rivalry between them as _to whose'
evenings 'should be - 'the most enjoy.:
'able. The brothers entered fully in
to.the spirit of the simple home en- -
lertaiaments, and were asloth to he
obliged to - spend .an evening - away;,--
from home as their sisters and pa
rents were 'sorry .to have them ah- ;
t_tnt.. Every one spohe of this family
a- - ; an .uncommonly united - one, for
each and every member.shUwed.sueh
a strong attachment for the home to
thich each 'one contributed so much
plea Sure: '
A CERTAIN British Vice, Consul at
an Eastern Asian port got- leave of
-absence to visit America: On;arri:i
ing' at San Francisco w.:03 intro- '
ilneed to some practical jokers, lwho
hearing him expre.,s'a desire' to fight
Indians and hunt buffaloes, tot& him.
that both abounded in the neighbor-.
lino& -.An expedition was arranged,
'and cirrus Indians and 'menagerie
buffaloes were provided, The Bri
ton's valor put all the alleged In
dians tollight; and he enjoyed his
supposed buffalo hunt hugely. Then •
he traveled across the United States •
and sailed for England - from Nevi
York. When he. stopped iri England •
and. told his .marvelcius .story, the
only' time . thing in it caused the . -
whole ` it to be suspected. One of -•
his friends
_said to another. "BY
dove! l:'never, -heard in all. my life,
I.Ou know; such atrocious stories its
he has beet; telling us. -IY-hat don
think he tried to make u. helieve ?
It is all-very fine to have shot 'Jo
end of Indians and buffaloes, . Of
course, you know. Where there are
so many as , there are in San Francisco..
and New Ilimpshire and Niagara_
Falls and all those places. a plucky
fellow might do that. . But be
actually tried to 'Make . ua - \bello'c
the most extraordinary story than
have ever :beard about your
Country, yon know. He says that
be, went - to a place" called Chicago,
v•nd he went to draw some money
from - a bank and found that they hall -
raised'it up and were moving it with
all the fellows inside, you know, go
ing on - .witfi their 'work 1 I say, just
fancy theeheek'of the fello'iv anppos•
jug he'coufd make us believe that!"
Fun, Fact and Facetize.
A I.ow story—the baiement.
TnE last 'resort—a shoe shop..
DEAD issnes—old newspapers.
Wuo bath woe? The teamster

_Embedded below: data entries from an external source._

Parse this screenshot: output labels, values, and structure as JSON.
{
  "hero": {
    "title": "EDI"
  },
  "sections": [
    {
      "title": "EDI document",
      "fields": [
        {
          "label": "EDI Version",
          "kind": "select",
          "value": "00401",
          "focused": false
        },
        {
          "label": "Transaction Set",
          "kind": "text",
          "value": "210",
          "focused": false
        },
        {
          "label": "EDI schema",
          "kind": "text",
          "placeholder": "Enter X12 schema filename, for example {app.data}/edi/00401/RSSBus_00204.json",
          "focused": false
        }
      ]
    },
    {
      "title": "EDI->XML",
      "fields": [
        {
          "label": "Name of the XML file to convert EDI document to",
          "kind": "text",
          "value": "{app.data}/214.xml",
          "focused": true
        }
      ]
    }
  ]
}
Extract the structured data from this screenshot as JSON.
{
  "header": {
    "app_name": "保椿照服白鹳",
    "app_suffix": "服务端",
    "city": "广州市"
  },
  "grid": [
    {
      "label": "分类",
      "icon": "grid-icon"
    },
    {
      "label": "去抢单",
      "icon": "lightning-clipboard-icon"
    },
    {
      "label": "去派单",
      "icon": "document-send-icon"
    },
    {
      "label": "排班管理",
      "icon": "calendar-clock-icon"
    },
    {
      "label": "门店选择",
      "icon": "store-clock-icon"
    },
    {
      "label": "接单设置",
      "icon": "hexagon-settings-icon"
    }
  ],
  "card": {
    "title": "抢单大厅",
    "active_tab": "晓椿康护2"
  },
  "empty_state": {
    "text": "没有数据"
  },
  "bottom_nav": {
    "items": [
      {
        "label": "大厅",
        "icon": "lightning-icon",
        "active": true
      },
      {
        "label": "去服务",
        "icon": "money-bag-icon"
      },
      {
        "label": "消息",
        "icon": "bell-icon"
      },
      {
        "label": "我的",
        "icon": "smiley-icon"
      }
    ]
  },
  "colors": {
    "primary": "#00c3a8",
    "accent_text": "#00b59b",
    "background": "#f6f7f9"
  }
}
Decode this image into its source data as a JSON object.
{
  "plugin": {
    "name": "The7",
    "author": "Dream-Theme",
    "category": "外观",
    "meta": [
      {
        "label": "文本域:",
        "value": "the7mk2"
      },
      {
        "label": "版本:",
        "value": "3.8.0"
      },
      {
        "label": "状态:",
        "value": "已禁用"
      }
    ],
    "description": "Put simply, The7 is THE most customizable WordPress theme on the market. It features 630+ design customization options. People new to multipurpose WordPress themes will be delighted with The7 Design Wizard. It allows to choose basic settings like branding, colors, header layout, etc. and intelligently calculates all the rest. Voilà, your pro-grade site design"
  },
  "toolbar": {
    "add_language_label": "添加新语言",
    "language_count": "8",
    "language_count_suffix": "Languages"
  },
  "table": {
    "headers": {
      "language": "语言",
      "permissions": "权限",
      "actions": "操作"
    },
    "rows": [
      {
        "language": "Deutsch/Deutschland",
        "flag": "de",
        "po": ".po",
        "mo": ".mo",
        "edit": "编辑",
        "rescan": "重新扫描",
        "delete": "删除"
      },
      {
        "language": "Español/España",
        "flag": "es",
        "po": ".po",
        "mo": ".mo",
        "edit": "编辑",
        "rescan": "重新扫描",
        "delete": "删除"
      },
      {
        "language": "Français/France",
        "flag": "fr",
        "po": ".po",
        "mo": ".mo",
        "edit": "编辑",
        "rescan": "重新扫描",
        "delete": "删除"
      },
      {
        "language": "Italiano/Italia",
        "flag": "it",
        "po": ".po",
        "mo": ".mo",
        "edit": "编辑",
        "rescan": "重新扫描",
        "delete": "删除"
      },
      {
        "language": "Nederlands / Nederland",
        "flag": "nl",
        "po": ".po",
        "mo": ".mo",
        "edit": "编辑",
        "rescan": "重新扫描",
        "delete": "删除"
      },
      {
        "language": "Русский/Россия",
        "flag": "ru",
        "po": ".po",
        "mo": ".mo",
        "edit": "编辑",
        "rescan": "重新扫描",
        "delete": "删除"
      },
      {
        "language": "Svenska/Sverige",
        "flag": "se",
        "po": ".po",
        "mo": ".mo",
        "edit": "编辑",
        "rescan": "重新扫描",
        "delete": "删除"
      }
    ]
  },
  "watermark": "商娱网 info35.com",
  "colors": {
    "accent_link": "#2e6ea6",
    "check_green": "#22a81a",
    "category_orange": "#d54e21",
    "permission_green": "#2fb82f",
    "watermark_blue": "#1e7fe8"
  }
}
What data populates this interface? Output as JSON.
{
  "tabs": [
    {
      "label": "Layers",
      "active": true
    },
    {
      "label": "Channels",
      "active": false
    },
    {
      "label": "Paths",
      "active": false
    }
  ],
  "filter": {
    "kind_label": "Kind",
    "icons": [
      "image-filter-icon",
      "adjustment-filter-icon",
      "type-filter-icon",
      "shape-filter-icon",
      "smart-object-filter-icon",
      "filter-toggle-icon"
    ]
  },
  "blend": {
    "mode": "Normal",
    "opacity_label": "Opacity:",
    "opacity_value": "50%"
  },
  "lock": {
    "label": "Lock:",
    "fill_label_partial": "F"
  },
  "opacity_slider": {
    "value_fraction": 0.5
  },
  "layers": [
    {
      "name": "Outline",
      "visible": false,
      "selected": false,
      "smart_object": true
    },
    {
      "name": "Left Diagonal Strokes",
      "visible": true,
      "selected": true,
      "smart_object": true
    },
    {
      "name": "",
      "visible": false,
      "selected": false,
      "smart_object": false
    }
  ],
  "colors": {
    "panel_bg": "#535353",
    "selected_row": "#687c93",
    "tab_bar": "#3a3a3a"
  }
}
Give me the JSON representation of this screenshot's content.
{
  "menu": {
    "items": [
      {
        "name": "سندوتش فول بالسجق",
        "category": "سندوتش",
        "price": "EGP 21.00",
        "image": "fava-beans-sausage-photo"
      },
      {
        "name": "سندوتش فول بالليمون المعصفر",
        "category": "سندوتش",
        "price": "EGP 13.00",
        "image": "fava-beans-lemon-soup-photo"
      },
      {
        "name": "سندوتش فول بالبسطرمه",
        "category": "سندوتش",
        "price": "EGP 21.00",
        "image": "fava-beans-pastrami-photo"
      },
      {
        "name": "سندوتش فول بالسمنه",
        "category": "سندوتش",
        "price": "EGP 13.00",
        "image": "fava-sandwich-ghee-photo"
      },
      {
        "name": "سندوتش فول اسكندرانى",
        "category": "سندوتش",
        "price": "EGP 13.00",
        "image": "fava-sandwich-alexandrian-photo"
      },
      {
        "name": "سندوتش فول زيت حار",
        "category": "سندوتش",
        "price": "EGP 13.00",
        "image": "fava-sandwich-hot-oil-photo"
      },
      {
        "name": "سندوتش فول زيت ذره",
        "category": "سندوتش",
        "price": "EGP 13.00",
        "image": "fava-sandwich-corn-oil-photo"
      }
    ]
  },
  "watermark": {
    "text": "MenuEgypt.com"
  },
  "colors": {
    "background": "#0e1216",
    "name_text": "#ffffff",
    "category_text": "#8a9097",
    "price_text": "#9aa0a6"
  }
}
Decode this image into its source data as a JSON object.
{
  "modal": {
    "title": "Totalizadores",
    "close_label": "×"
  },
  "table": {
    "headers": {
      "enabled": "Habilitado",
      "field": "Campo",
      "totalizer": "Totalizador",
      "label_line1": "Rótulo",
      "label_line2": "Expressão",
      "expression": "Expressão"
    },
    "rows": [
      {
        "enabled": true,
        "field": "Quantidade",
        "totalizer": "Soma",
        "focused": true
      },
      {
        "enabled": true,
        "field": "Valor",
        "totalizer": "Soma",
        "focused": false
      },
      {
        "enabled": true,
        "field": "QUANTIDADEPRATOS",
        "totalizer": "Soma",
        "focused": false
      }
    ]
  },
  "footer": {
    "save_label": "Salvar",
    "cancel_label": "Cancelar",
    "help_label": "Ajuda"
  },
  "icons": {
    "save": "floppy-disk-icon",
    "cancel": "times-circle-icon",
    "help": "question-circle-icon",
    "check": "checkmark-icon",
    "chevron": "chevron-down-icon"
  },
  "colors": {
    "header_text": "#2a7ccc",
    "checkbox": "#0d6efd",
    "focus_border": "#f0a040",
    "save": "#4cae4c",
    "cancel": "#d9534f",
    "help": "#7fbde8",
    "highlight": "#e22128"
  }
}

Tnv. seamstress forever—let her.rits!
.TnECbinese plank—an Let:tang hosint.
`THE sun is the oldest settler to tlfe
Vest. -
• A ont.ti!c: error—resurrecting a dt:11
body. .
THE donkey W the bray-vest of the
rityve.. I = • ."
Qt:Ezu kind of,alath--gettitig immers
ed in thought.
Wgiest a man dies he adjourns sine die,
so to speak.. -
Twit man who was stage-struck had tbe
driver arrested. • .
THE man who offers you counterfeit
coppers shows bad cents.
Wuzue is the man who is going forty
days without, a drink?' ►
- THE - man-:who loafs his time- away
around a one-hcrrso. grocery, - while his
wife takes in washing to- support him,
can always tell you just what this country
needs to enhance its prospetity.
AT dOcial re-union, a few evenings
ago, the question was asked, "Of what
sort cif fruit does a quarrelsome man and
wife, remind- you?" - Thal young lady,
who - promptly • answered, "A prickly
pair," got the medal.
A NEWBrAPILIZ man's , wife, who de,
'serves a purse - equal to her wit, , ,,,says that
she is in a quandary whether to ge' rea
dy to go away , on aAramtion and stay at
home, or not to get ready -and_ ,g 6. She
can afford to do one or the other, but not
"Asttntito new or freak this 'morn
lug?'.' a , t reloOrer asked, Ins railroad , of
fice. "Yee , replied the . lone occupant
of the Ointment. "What is it?" quer
ied the reporter, whipping out his Rote
book.• -Said the railroad man, edging to
ward the - door : "That paint you :Ire
leaning against.'i Buell itm ;bp loads P.
ifil l fPire .l ol l . ;9°